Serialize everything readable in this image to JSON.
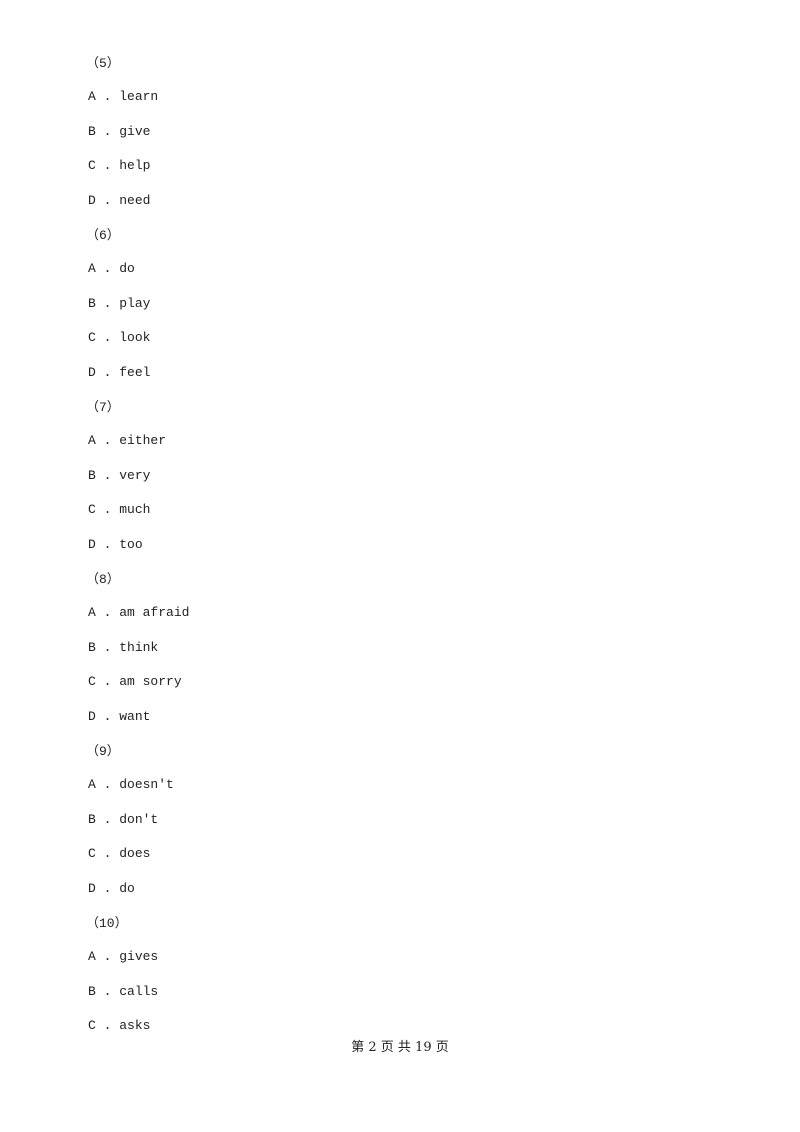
{
  "questions": [
    {
      "number": "（5）",
      "options": [
        {
          "letter": "A",
          "text": "learn"
        },
        {
          "letter": "B",
          "text": "give"
        },
        {
          "letter": "C",
          "text": "help"
        },
        {
          "letter": "D",
          "text": "need"
        }
      ]
    },
    {
      "number": "（6）",
      "options": [
        {
          "letter": "A",
          "text": "do"
        },
        {
          "letter": "B",
          "text": "play"
        },
        {
          "letter": "C",
          "text": "look"
        },
        {
          "letter": "D",
          "text": "feel"
        }
      ]
    },
    {
      "number": "（7）",
      "options": [
        {
          "letter": "A",
          "text": "either"
        },
        {
          "letter": "B",
          "text": "very"
        },
        {
          "letter": "C",
          "text": "much"
        },
        {
          "letter": "D",
          "text": "too"
        }
      ]
    },
    {
      "number": "（8）",
      "options": [
        {
          "letter": "A",
          "text": "am afraid"
        },
        {
          "letter": "B",
          "text": "think"
        },
        {
          "letter": "C",
          "text": "am sorry"
        },
        {
          "letter": "D",
          "text": "want"
        }
      ]
    },
    {
      "number": "（9）",
      "options": [
        {
          "letter": "A",
          "text": "doesn't"
        },
        {
          "letter": "B",
          "text": "don't"
        },
        {
          "letter": "C",
          "text": "does"
        },
        {
          "letter": "D",
          "text": "do"
        }
      ]
    },
    {
      "number": "（10）",
      "options": [
        {
          "letter": "A",
          "text": "gives"
        },
        {
          "letter": "B",
          "text": "calls"
        },
        {
          "letter": "C",
          "text": "asks"
        }
      ]
    }
  ],
  "footer": {
    "text": "第 2 页 共 19 页"
  }
}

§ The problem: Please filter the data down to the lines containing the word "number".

§ Answer for the task:
      "number": "（5）",
      "number": "（6）",
      "number": "（7）",
      "number": "（8）",
      "number": "（9）",
      "number": "（10）",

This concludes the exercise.